Now, we see that San Juan's County Commission is considering taking land use regulations a great deal further by zoning a large portion of the County. We believe that zoning is fraught with problems and that the introduction of zoning has inherent, negative impacts on both private property rights and freedom. Rather than zoning, we believe that the traditional standard of "measurable and tangible harm" is the best way to mitigate disputes among neighbors.
For starters, a brief history of zoning is in order. Like so many policies that infringe upon our freedom today (the income tax, for example), widespread use of zoning arose out the "progressive" era of the early 1900s. As land-use expert Samuel Staley notes, "the political climate of the era provided the context for zoning and helps explain the rapid increase of zoning and urban planning more generally throughout the United States…Rather than letting private markets decide what housing should be built, at what heights, at what densities, and where, the 'community' would decide."
Philosophically-speaking, zoning collectivizes property rights. It establishes what kinds of homes can be built, their size, sometimes even their outward appearance, and the density of neighborhoods. Similarly, zones determine where businesses can locate. Proposals to develop property for uses not designated by the zoning code required an amendment to the zoning map or plan.
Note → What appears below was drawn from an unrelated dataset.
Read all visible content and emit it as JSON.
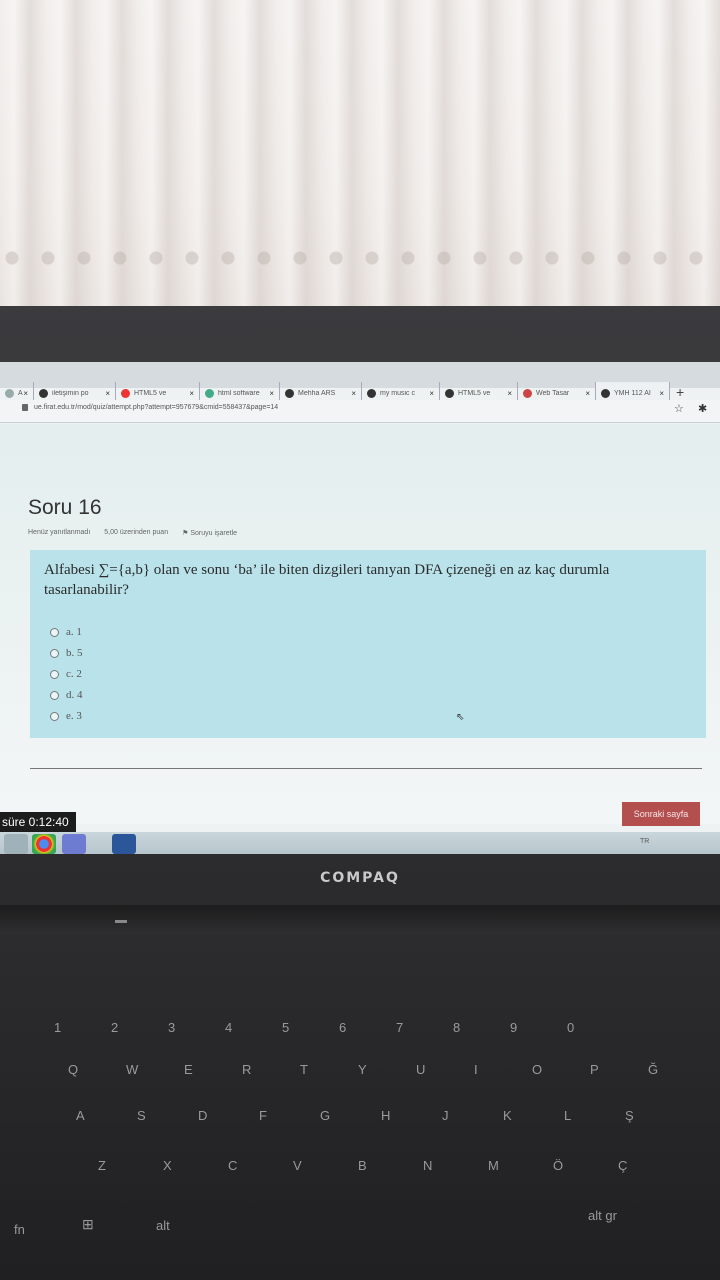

Zoning implicitly politicizes all land use by involving the "community" in a decision that should be made privately or with the involvement of neighbors. The decision to "grandfather" a use (such as your home) is a political decision, not one based on private property rights. In fact there is no enforceable individual property or civil right to land use under zoning; courts have routinely upheld the legal right of cities to rezone properties regardless of the wishes of individual property owners. Citizens can object as a matter of due process but cannot challenge the substance of the regulation itself, which is presumed to serve the general welfare of the community. Zoning establishes a legal entitlement granted by government to use property in designated ways.
In other words, the adoption of zoning inherently shifts property rights from the individual to the collective. And, while all major New Mexico cities and many unincorporated areas of New Mexico have zoning laws, this does not mean that zoning is good policy either from the perspective of property rights or economic growth. In fact, Houston, America's fourth most populous city, not only lacks zoning, but provides a useful example of how lacking bureaucratic control over land-use policies can be a competitive advantage. By avoiding zoning Houston is able to dramatically speed up the approval process while ensuring the land market responds effectively to economic trends.
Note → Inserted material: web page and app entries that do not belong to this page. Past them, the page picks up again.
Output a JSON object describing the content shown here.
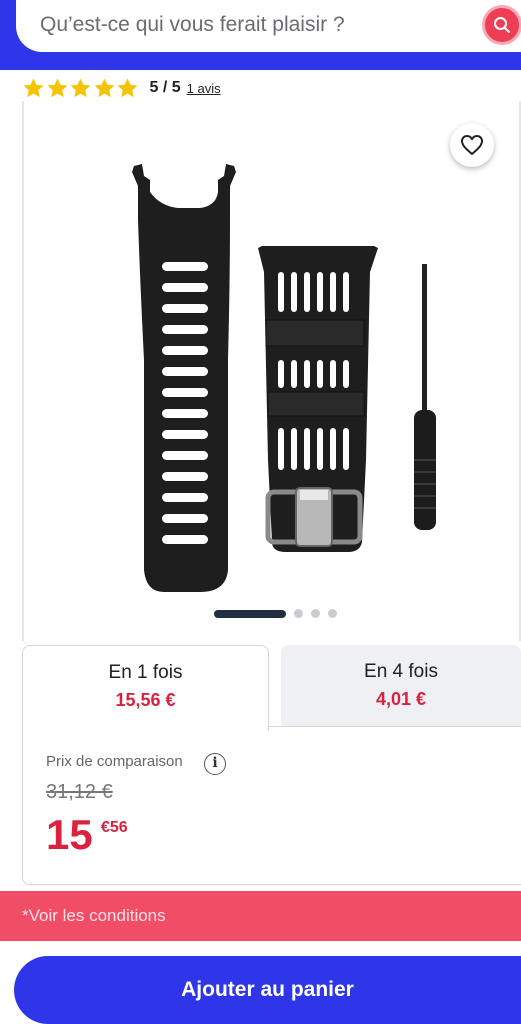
{
  "search": {
    "placeholder": "Qu’est-ce qui vous ferait plaisir ?",
    "icon": "search-icon"
  },
  "rating": {
    "stars": 5,
    "max": 5,
    "value_text": "5 / 5",
    "reviews_link": "1 avis",
    "star_color": "#f5c400"
  },
  "carousel": {
    "total_slides": 4,
    "active_slide": 1
  },
  "payment_tabs": [
    {
      "title": "En 1 fois",
      "price": "15,56 €",
      "active": true
    },
    {
      "title": "En 4 fois",
      "price": "4,01 €",
      "active": false
    }
  ],
  "pricing": {
    "comparison_label": "Prix de comparaison",
    "old_price": "31,12 €",
    "price_integer": "15",
    "price_decimal": "€56"
  },
  "conditions": {
    "label": "*Voir les conditions"
  },
  "cart": {
    "button_label": "Ajouter au panier"
  },
  "colors": {
    "brand_blue": "#2f35e8",
    "accent_red": "#d8223f",
    "conditions_bg": "#f24d66"
  }
}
Under conventional zoning securing a rezoning for a major project can take years. In Houston substantial developments such as multifamily housing can be approved through the performance-approval system and be fully constructed within a year. This flexibility has allowed Houston to be the leading job-producing city in America and the lowest living costs of any major metro (according to Business Insider).
With only six percent of San Juan County privately-owned, having maximum flexibility in land-use policies is especially important for the County's future if it is to grow and generate jobs and economic growth for the Four Corners area. After all, if Houston can survive and thrive without zoning, clearly San Juan County can do the same.
Paul Gessing is the President of New Mexico's Rio Grande Foundation.